Trent Pehrson (USA 2017)
David Peterson (USA 2007) "I keve'ave'a, ka kupi ei foe leveya..." (Kamakawi, "Once upon a time, I was sitting by the sea...", from the LCC3 relay)
Rasmus Praestholm (USA 2016) Terasology lead - open source video game project with voxel world and more!
David Prizio (USA 2017) Co-creator and manager of the Ta'agra Project. Ta'agra is the language of the Khajiit from the Elder Scrolls game series.
John Quijada (USA 2011)
Margaret Ransdell-Green (USA 2017) I am a graduate student in linguistics (documentary linguistics) at the University of Hawai'i at Mānoa (Honolulu, HI) and I've been conlanging since 1998.
Grayson Richardson (USA 2013)
Julius Roberge (USA 2011)
Zachary Roe (USA 2017)
Marina Rohloff (Germany 2017)
Sai (USA 2007) On the Design of an Ideal Language and other essays
David Salo (USA 2015) David splits his conlanging time between studying the languages of J.R.R. Tolkien and inventing conlangs of his own. He is the author of A Gateway to Sindarin and did language consultation on the filmed versions of The Lord of the Rings and The Hobbit, in the course of which he developed languages based on Tolkien's Khuzdul, Orkish, and Black Speech. More recently he's been working on Nrtranya, an a posteriori Indo-European language. David is the owner of the Elfling mailing list (elfling.midgardsmal.com) and a moderator of the Facebook Constructed Languages page.

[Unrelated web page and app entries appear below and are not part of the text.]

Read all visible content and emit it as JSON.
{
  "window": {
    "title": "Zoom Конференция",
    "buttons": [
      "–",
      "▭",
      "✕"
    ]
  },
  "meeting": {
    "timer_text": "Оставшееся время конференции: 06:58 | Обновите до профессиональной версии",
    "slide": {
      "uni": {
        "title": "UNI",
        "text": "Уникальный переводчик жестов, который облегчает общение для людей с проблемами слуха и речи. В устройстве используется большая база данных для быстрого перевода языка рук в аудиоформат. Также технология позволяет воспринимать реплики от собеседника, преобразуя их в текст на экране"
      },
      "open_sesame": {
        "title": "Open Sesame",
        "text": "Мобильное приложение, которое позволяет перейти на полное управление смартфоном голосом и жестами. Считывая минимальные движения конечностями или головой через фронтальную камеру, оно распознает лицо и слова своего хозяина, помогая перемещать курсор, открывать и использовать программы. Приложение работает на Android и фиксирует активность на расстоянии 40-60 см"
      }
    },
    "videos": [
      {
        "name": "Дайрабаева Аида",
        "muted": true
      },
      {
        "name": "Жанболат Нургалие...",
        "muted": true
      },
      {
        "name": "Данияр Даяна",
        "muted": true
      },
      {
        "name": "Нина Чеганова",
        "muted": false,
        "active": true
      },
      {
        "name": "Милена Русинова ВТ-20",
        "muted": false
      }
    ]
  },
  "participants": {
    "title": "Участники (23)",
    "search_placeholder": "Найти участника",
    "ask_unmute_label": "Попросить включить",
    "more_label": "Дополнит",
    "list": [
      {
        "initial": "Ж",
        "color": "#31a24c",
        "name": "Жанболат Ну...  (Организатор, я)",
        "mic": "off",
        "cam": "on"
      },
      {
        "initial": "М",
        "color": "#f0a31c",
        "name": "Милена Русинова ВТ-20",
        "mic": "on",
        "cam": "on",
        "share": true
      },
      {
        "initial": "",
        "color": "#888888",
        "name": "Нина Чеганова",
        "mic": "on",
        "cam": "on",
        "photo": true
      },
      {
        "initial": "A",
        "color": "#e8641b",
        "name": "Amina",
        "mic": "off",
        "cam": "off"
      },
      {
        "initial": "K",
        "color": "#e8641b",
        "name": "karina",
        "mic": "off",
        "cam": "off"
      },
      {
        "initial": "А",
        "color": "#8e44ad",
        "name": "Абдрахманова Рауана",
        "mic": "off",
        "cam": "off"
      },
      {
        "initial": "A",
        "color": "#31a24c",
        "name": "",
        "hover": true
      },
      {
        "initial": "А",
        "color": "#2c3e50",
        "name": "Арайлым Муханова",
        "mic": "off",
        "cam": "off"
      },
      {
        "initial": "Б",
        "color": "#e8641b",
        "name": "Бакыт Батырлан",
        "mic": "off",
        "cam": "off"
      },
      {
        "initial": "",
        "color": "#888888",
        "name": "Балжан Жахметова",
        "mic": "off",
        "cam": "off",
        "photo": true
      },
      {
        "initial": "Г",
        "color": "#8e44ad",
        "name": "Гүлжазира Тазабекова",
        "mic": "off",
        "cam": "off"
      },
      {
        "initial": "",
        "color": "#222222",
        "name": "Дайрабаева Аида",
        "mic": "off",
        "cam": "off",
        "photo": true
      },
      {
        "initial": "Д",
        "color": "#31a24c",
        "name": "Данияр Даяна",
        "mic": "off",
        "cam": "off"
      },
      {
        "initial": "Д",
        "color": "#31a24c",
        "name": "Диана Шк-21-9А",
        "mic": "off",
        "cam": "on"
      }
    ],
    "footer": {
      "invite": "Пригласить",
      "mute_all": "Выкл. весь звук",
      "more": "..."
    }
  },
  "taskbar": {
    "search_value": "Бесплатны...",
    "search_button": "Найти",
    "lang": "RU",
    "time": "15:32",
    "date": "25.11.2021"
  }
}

Sea (USA 2017)
Ángel Serrano Sánchez de León (Spain 2014) Creator of Aingeljã, a Romance-based conlang.
Rie Sheridan Rose (USA 2013)
Marcus Shiu 徐轶 (China 2012) Creator of the Akul language.
Beverly Skinner (Canada 2017)
Phil Slater (Canada 2017)
Tim Smith (USA 2013)
Jessica Smith (USA 2017)
Rodrigo Solano (Brazil 2012) Allamej is a hybrid language constructed by Rodrigo Solano between 1995 and 2005, using a mixed structure and lexicon based on languages belonging to the linguistic subfamilies: Bantu, Celtic, Chinese, Germanic, Japanese, Latin, Persian, Quechua, Semitic, Slavic, Thai, Tupi, Turkish and Yoruba among others. Its name is made of the syllabic roots “al”, from Germanic, meaning "all" or "all", “lam”, from Semitic, meaning "world" and “ej”, from Turkish and meaning language. The final name would have the approximate meaning in English "The whole world language".
Sylvia Sotomayor (USA 2009) Creator of Kēlen: a verbless language.
Ian Spackman (UK 2017)
Jan van Steenbergen (Netherlands 2015) Creator of Wenedyk and Vozgian, co-creator of Interslavic. Works as a Polish-Dutch translator and interpreter. Main interests: slavistics, constructed languages.
Rowan Stephenson (USA 2017)
Tim Stoffel (USA 2011) My languages of most interest
are: Na'vi, Dothraki, Klingon and Lojban.
Lorinda J. Taylor (USA 2011) My languages: Shshi, !Ka<tá, and other termite and bird languages.
Conlang website: http://remembrancer.conlang.org. Related information at http://termitespeaker.blogspot.com and http://termitewriter.blogspot.com
Gordon Tisher (Canada 2017)
Kristen Tregar (USA 2017) Presently a PhD student in Theatre and Drama at UC San Diego.
G. van der Vegt (Netherlands 2010)
Iákovos Vlahakis (USA 2016)
Lee Walter (USA 2014) Current work is centered around the Anyuvin language (aka Varindjo) and the development of software to support conlang development.
Britton Watkins (USA 2013)
Victor Wåhlstrand Skärström (Sweden 2016) Physics undergraduate student from Gothenburg, Sweden.
Michael Weber (Austria 2012) Creator of Lemizh.
Lisa Weißbach (Germany 2015)
Sheri Wells-Jensen (USA 2012)
Larry White (USA 2016)
Peyton Williams (USA 2017) At the time of the start of this membership, I am 17 years old. I was born in Germany and live in the United States. I am a leftist activist and an indie author. I am the creator of Radiant, a constructed language based on a 27-letter alphabet with Gaelic, Latin, Greek, and Cyrillic symbols and that has a vocabulary derived from all the world's languages.
Sophia Willowood (USA 2017) Academically trained as a philosopher. Sadly, an accountant for money. Trekkie for life! Interested in philosophical languages as well as creating languages for the micronation movement. My own language, Sturanitian, was created for an in-progress micronation project for example.